Influences of food quality and quantity on the male reproductive organs of a seasonally breeding rodent, the pouched mouse (Saccostomus campestris), from a seasonal but unpredictable environment
Reproduction in the pouched mouse (Saccostomus campestris) is inhibited in winter in the field and this seasonality is not controlled by photoperiod alone. The present study examines the hypothesis that reproduction in the pouched mouse is opportunistic (sensu Bronson 1989) and that the winter inhibition of reproduction is controlled by a reduction in either food quantity or quality. Food restriction (70 % of normal daily food intake) for six weeks, under short day conditions, was associated with a significant decrease in body fat index and mass of the accessory glands, testes and epididymides, while a high-fibre diet resulted in a significant reduction in fat index and masses of both the accessory glands and epididymides. A lowfibre/ low-protein diet had no significant effect on either fat index or masses of the reproductive organs.

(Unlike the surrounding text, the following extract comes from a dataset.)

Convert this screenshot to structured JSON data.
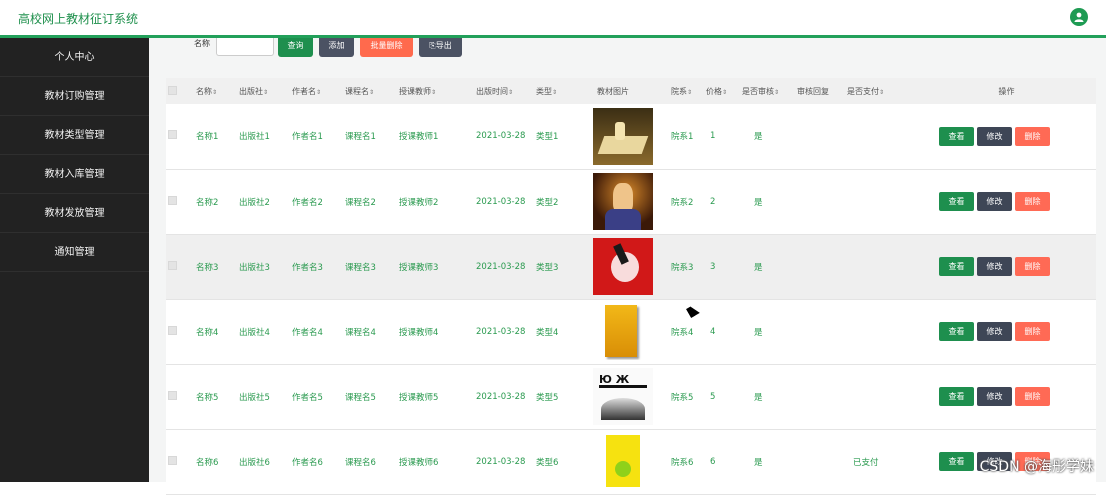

Although the three experimental diets resulted in assimilation of significantly less energy than the controls, they did not inhibit spermatogenesis.We conclude that reproduction in the pouched mouse in the Eastern Cape Province is probably opportunistic and that the winter inhibition of reproduction may be controlled by a reduction in available energy which results from a combination of the lower ambient temperatures of winter and reduced food quantity and/or quality.
Key words: reproduction, energetics, Africa, Mammalia.